There are a total of 15 chapters included in the CBSE Mathematics Book for Class 2.
2. What is the course outline for the secondgrade mathematics curriculum?
Students in the second grade will practice adding and subtracting threedigit integers as part of their mathematics curriculum. Numbers that are both odd and even, lines, counting, etc.
3. How can students benefit from using NCERT solutions for the CBSE Class 2 Math curriculum?
 Students in the second grade of the CBSE are given the opportunity to learn both new ideas and new vocabulary terms. In the same vein, they expand upon the fundamental arithmetic concepts of addition and subtraction that they already possessed.
 It is clear that the curriculum contains topics that are already well known as well as others that are brand new. When viewed from this perspective, the NCERT solution is really helpful.
 Students will need to receive initial instructions on lessons from an instructor, but with the assistance of this solution, they will be able to engage in selfstudy on their own time.
 Students are able to comprehend the issues on their own and come up with their own solutions to the problems, thanks to the clear and straightforward explanation that is broken down into logical steps.
4. Why is it important for students to be familiar with the CBSE Syllabus for Class 2 Math 20232024?
 Students will acquire new ideas and concepts via the use of all of the chapters that are included in the CBSE Curriculum for Mathematics Grade 2.
 These chapters will eventually serve as the foundation for the sequels that take place in the upper classes.
 Students are likely to have difficulty with topics that are similar when they reach higher grades if they do not have sufficient clarity in them.
 The mathematics curriculum for the second grade of the 20232024 school year has been produced in accordance with the guidelines of the CBSE Council, and all exam questions will come from the chapters covered in this curriculum.
5. Which books are to be followed for CBSE Class 2 mathematics?
For Class 2 Mathematics, following the NCERT BOOKS will be enough
6. How can one effectively prepare using the CBSE SYLLABUS for Class 2 mathematics?
 The CBSE Class 2 Mathematics Curriculum Guide illustrates how learning should be a straightforward process. Before moving on, it is necessary to read the material very attentively.
 Active learning is beneficial in this situation. When students encounter material that is beyond their comprehension, they have the option of writing notes on it.
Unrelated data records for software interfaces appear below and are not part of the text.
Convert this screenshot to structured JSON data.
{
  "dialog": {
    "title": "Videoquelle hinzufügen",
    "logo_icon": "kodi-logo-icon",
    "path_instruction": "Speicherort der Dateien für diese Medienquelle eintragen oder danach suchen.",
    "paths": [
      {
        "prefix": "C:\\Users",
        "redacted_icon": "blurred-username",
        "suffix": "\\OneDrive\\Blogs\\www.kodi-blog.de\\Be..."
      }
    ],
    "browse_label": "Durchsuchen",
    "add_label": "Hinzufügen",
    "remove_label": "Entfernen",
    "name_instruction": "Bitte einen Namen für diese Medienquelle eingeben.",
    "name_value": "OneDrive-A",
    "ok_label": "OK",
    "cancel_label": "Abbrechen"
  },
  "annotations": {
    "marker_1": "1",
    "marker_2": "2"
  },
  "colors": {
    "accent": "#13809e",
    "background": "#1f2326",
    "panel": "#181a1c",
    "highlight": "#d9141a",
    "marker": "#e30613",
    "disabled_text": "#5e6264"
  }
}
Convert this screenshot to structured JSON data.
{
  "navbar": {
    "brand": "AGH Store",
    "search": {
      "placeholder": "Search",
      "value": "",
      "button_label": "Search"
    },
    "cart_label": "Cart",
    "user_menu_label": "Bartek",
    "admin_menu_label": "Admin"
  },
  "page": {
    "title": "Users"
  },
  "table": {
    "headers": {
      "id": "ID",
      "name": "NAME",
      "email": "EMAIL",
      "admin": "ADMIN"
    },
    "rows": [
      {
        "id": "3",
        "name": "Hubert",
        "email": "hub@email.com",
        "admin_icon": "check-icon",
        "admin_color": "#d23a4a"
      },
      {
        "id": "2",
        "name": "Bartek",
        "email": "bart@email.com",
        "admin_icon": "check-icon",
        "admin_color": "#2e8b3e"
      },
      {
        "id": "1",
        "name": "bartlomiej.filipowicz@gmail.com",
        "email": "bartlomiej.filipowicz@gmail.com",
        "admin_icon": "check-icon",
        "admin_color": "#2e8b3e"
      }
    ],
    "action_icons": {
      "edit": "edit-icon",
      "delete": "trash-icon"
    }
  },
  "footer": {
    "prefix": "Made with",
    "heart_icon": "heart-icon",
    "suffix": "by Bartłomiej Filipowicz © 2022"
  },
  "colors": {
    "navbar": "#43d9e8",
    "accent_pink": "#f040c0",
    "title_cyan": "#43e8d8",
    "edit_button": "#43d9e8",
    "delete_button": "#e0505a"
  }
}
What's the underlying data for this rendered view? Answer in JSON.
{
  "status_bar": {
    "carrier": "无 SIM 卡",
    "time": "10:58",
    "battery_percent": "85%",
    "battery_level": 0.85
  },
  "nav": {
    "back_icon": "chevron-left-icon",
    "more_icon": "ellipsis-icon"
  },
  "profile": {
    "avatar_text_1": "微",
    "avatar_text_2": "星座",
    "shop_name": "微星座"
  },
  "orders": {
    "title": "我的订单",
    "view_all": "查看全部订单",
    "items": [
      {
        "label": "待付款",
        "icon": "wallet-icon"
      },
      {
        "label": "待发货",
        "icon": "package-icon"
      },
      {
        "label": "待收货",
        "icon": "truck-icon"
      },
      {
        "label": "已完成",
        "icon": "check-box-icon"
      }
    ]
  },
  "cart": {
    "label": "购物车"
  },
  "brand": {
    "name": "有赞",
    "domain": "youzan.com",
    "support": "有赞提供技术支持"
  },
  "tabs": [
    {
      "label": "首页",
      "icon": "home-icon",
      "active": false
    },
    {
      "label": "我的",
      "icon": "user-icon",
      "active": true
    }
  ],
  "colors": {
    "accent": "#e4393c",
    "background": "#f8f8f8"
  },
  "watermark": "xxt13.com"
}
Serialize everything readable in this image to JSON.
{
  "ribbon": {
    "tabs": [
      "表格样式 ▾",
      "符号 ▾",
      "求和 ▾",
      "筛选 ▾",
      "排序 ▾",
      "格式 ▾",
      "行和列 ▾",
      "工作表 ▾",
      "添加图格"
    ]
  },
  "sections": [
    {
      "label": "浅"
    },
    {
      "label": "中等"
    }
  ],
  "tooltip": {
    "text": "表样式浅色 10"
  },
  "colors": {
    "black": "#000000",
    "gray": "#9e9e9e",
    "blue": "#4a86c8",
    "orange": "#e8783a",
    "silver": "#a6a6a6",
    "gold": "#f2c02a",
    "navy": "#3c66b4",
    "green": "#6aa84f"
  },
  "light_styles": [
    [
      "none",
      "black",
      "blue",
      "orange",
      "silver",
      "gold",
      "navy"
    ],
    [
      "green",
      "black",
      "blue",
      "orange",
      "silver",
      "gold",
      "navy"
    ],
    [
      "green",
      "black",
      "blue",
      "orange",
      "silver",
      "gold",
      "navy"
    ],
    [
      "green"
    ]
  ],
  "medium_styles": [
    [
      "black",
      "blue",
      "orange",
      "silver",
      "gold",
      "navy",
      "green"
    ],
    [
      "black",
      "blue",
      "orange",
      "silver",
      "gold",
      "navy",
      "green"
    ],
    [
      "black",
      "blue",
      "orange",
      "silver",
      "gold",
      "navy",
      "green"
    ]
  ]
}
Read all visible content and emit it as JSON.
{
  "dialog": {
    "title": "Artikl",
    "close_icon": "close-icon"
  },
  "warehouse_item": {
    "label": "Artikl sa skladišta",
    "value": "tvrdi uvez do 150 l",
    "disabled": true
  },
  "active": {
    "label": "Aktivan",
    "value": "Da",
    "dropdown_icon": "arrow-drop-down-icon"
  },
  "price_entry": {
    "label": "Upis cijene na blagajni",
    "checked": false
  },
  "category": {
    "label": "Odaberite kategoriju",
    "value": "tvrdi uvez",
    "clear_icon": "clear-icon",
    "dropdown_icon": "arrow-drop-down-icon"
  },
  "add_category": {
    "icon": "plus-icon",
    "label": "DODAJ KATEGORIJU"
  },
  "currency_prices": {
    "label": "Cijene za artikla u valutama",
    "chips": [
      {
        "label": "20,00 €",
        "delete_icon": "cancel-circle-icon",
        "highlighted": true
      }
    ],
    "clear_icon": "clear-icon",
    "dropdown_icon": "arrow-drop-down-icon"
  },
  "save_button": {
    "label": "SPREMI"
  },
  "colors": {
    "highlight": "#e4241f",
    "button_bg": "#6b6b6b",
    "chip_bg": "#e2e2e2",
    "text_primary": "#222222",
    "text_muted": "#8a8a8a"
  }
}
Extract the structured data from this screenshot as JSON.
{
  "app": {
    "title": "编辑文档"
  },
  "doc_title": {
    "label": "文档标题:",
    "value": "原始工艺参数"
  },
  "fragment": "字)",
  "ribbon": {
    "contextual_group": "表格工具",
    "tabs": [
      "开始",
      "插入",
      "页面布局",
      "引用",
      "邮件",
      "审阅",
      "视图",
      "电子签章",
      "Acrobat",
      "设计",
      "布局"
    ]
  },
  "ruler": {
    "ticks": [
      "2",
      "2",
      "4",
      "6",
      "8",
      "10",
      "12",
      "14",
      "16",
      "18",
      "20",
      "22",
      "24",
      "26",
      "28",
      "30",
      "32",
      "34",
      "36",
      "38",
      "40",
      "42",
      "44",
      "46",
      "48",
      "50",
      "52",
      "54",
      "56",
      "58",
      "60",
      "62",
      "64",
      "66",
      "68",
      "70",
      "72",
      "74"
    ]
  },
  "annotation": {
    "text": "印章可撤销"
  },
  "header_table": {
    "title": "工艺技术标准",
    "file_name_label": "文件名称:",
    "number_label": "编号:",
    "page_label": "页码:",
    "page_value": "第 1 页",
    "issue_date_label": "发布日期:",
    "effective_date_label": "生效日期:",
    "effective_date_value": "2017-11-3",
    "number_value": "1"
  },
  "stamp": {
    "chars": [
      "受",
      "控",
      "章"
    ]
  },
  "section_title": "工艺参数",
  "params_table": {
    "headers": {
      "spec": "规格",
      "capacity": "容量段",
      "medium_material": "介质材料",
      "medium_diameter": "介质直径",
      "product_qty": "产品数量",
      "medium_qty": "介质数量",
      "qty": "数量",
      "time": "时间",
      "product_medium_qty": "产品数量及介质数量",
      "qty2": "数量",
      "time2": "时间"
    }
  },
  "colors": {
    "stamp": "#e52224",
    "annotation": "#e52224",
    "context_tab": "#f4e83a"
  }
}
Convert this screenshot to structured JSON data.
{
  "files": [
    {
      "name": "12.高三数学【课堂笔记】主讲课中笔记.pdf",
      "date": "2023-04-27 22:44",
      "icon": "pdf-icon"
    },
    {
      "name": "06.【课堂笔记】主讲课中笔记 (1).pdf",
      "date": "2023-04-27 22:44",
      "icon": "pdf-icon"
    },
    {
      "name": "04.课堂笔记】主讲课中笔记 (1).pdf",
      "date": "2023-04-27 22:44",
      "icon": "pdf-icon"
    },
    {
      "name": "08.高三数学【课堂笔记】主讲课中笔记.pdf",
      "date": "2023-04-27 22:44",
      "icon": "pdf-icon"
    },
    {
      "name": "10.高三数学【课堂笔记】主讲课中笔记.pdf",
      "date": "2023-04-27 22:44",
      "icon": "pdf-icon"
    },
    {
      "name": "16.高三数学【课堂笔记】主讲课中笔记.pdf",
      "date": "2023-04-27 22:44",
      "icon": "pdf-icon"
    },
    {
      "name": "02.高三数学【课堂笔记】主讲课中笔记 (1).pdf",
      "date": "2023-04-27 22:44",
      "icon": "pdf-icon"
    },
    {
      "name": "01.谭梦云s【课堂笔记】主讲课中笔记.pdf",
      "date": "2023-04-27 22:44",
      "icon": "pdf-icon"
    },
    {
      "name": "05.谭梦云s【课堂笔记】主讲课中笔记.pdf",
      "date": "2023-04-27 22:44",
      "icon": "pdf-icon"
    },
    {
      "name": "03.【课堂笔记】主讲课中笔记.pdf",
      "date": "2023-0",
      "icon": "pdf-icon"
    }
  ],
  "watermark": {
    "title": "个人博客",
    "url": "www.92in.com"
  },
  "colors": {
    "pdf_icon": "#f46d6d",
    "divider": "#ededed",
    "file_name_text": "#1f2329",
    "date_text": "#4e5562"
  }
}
 The questions need to be discussed and clarified with the instructors or the directors.
 After that, review the questions with them to determine whether or not you can answer them on your own.